Politicians say the goal of the effort would be to decrease obesity, but they’re also admitting it’d help gather more money for the proposed health care plan and our country’s deficit.
Now, I didn’t vote for Ron Paul, but the reasonings behind this proposal have me screaming ‘Not in my backyard.’
If our government was concerned about obesity, it could build gyms and playgrounds. This would put people to work. Lack of jobs is surely a bigger concern in America than my stomach being bloated right now from four Diet Code Red Mountain Dews.
The only thing taxing guilty pleasures will do is tick people off.
A recent survey conducted by ABC shows that while most doctors support the tax, most citizens are against it.
And that’s because diet is not a part of the American life that should be governmentally-regulated.
The whole point of a free country is the ability to choose. There isn’t a single choice we make more often than what to fuel our bodies with.
And even if the tax were to go through, there is already evidence to show it would not provide health-related        benefits.
Arkansas and West Virginia are the only states that currently tax soda, however, according to the Center for Disease Control, these are two of the states with the highest obesity rates.
Also, across the country, the sale of regular sodas has decreased 9.6 percent since 2000, according to the American Beverage Association.
Cutting liquid calories is one of the easiest ways for an individual to diet, which further shows that while this proposal says it stands to help our health, it’s really only to help our health care plan.
“If your goal is to reduce obesity, this won’t work, because most people won’t stop drinking soda,” said Richard Williams, managing director of the regulatory studies program and government accountability project at the Mercatus Center at George Mason University to ABC.
“You can’t change people’s taste buds,” he said. “I don’t think it’s necessarily true that the poor haven’t heard that water’s cheaper than soda.”
Any soda drinkers are pretty committed. I’m confident my ability to down a 12-pack quicker than any fraternity guy can shotgun 12 beers isn’t going to take a backseat anytime soon.
So sure, American government, if we’re taxing out of desperation these days, please continue with the tax. I’m sure it will provide a ton of money, from my own pockets if nowhere else.
But be honest about it. Don’t say you’re taxing for our own betterment. Don’t try to convince me you’re doing this for my own good. There is nothing good about my caffeine levels being low.

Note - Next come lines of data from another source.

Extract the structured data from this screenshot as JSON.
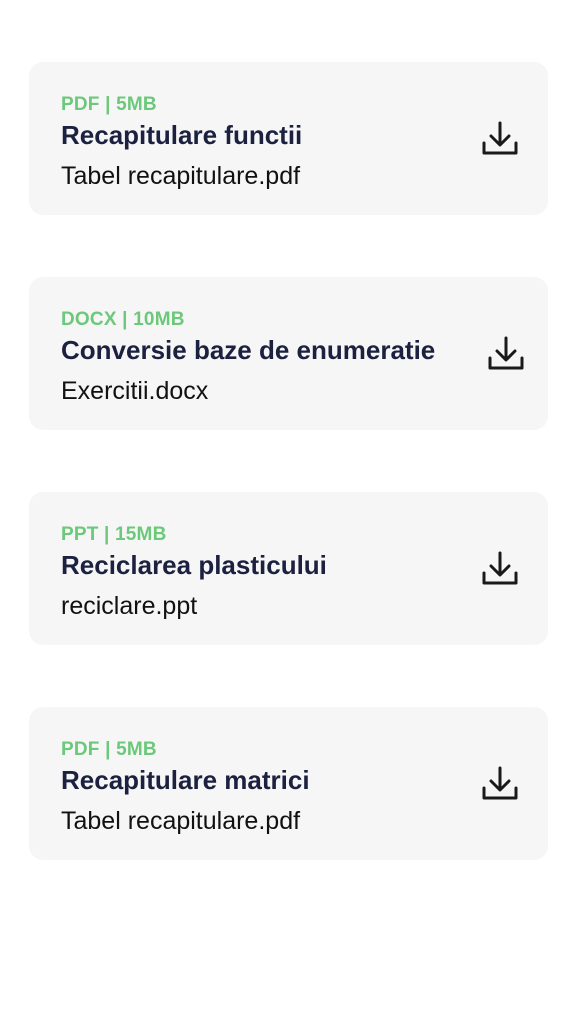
{
  "files": [
    {
      "meta": "PDF | 5MB",
      "title": "Recapitulare functii",
      "filename": "Tabel recapitulare.pdf",
      "icon": "download-icon"
    },
    {
      "meta": "DOCX | 10MB",
      "title": "Conversie baze de enumeratie",
      "filename": "Exercitii.docx",
      "icon": "download-icon"
    },
    {
      "meta": "PPT | 15MB",
      "title": "Reciclarea plasticului",
      "filename": "reciclare.ppt",
      "icon": "download-icon"
    },
    {
      "meta": "PDF | 5MB",
      "title": "Recapitulare matrici",
      "filename": "Tabel recapitulare.pdf",
      "icon": "download-icon"
    }
  ],
  "colors": {
    "meta": "#6cc87a",
    "title": "#1c2140",
    "card_background": "#f6f6f6"
  }
}
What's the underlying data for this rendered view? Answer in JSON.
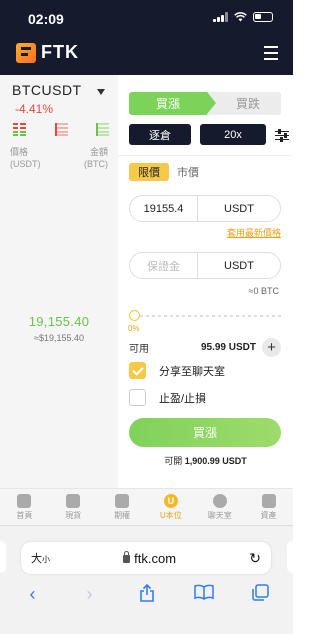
{
  "status_bar": {
    "time": "02:09"
  },
  "header": {
    "brand": "FTK"
  },
  "market": {
    "pair": "BTCUSDT",
    "change": "-4.41%",
    "col_price_label": "價格",
    "col_price_unit": "(USDT)",
    "col_amount_label": "金額",
    "col_amount_unit": "(BTC)",
    "last_price": "19,155.40",
    "last_price_usd": "≈$19,155.40"
  },
  "order": {
    "buy_tab": "買漲",
    "sell_tab": "買跌",
    "margin_mode": "逐倉",
    "leverage": "20x",
    "type_limit": "限價",
    "type_market": "市價",
    "price_value": "19155.4",
    "price_unit": "USDT",
    "use_latest_price": "套用最新價格",
    "margin_placeholder": "保證金",
    "margin_unit": "USDT",
    "btc_estimate": "≈0 BTC",
    "slider_percent": "0%",
    "slider_fraction": 0,
    "available_label": "可用",
    "available_value": "95.99 USDT",
    "share_chat_label": "分享至聊天室",
    "share_chat_checked": true,
    "tpsl_label": "止盈/止損",
    "tpsl_checked": false,
    "submit_label": "買漲",
    "openable_label": "可開",
    "openable_value": "1,900.99 USDT"
  },
  "bottom_nav": {
    "items": [
      {
        "label": "首頁",
        "icon": "home-icon"
      },
      {
        "label": "現貨",
        "icon": "spot-chart-icon"
      },
      {
        "label": "期權",
        "icon": "options-chart-icon"
      },
      {
        "label": "U本位",
        "icon": "usdt-futures-icon",
        "glyph": "U",
        "active": true
      },
      {
        "label": "聊天室",
        "icon": "chat-icon"
      },
      {
        "label": "資產",
        "icon": "wallet-icon"
      }
    ]
  },
  "browser": {
    "text_size_label": "大",
    "text_size_small": "小",
    "url": "ftk.com"
  },
  "colors": {
    "header_bg": "#151a2c",
    "buy_green": "#7dd35a",
    "sell_red": "#e8463f",
    "accent_yellow": "#f7c948"
  }
}
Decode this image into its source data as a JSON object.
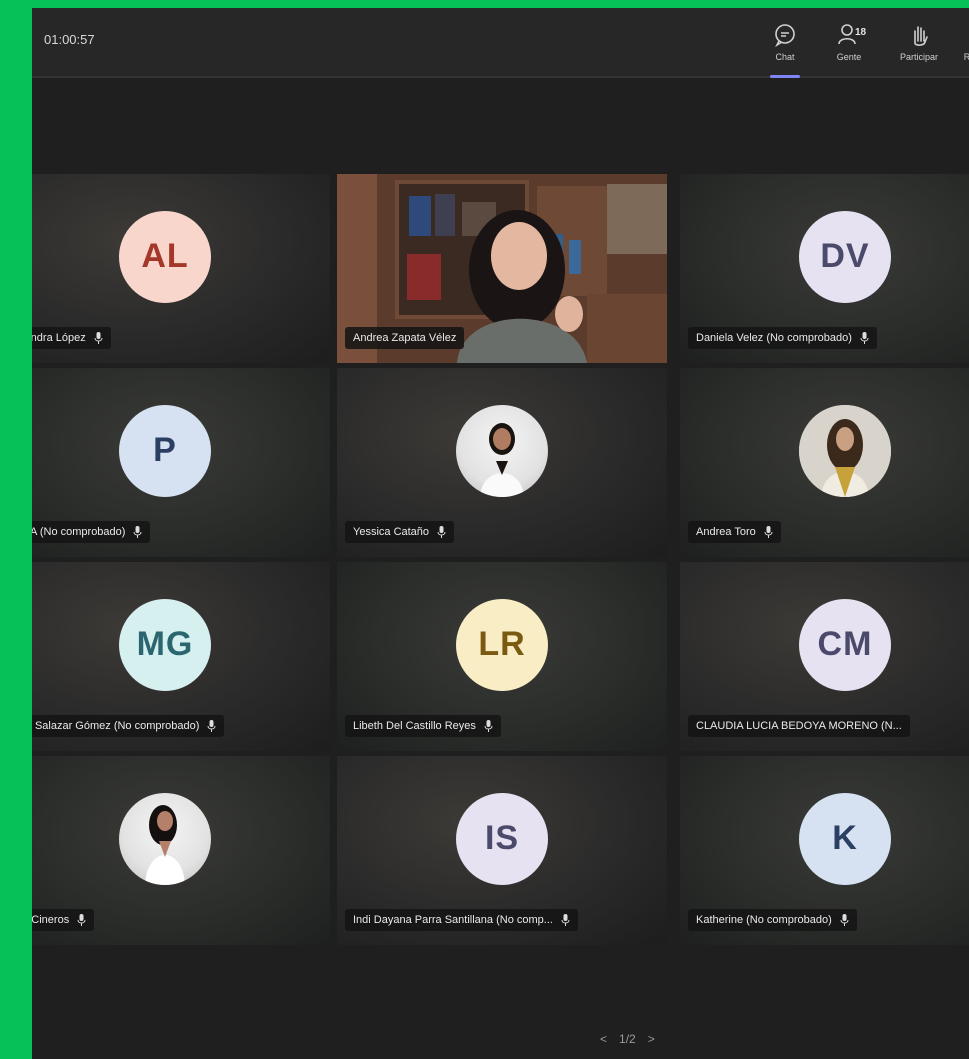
{
  "meeting": {
    "timer": "01:00:57"
  },
  "toolbar": {
    "chat_label": "Chat",
    "people_label": "Gente",
    "people_count": "18",
    "raise_label": "Participar",
    "more_label": "R"
  },
  "tiles": [
    {
      "name": "ejandra López",
      "initials": "AL",
      "avatar_bg": "#f8d6cc",
      "avatar_fg": "#a4372a",
      "type": "initials"
    },
    {
      "name": "Andrea Zapata Vélez",
      "type": "video"
    },
    {
      "name": "Daniela Velez (No comprobado)",
      "initials": "DV",
      "avatar_bg": "#e6e2f2",
      "avatar_fg": "#4b4a6b",
      "type": "initials"
    },
    {
      "name": "ULA (No comprobado)",
      "initials": "P",
      "avatar_bg": "#d6e2f2",
      "avatar_fg": "#2a3f62",
      "type": "initials"
    },
    {
      "name": "Yessica Cataño",
      "type": "photo"
    },
    {
      "name": "Andrea Toro",
      "type": "photo"
    },
    {
      "name": "reo Salazar Gómez (No comprobado)",
      "initials": "MG",
      "avatar_bg": "#d6efef",
      "avatar_fg": "#2a6570",
      "type": "initials"
    },
    {
      "name": "Libeth Del Castillo Reyes",
      "initials": "LR",
      "avatar_bg": "#f9edc6",
      "avatar_fg": "#7a5a10",
      "type": "initials"
    },
    {
      "name": "CLAUDIA LUCIA BEDOYA MORENO (N...",
      "initials": "CM",
      "avatar_bg": "#e6e2f2",
      "avatar_fg": "#4b4a6b",
      "type": "initials"
    },
    {
      "name": "an Cineros",
      "type": "photo"
    },
    {
      "name": "Indi Dayana Parra Santillana (No comp...",
      "initials": "IS",
      "avatar_bg": "#e6e2f2",
      "avatar_fg": "#4b4a6b",
      "type": "initials"
    },
    {
      "name": "Katherine (No comprobado)",
      "initials": "K",
      "avatar_bg": "#d6e2f2",
      "avatar_fg": "#2a3f62",
      "type": "initials"
    }
  ],
  "pager": {
    "prev": "<",
    "label": "1/2",
    "next": ">"
  }
}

Emily Regenold is a senior journalism major from Cincinnati. She is the Scout managing editor.
Direct comments, questions and other responses to eregenold@mail.bradley.edu.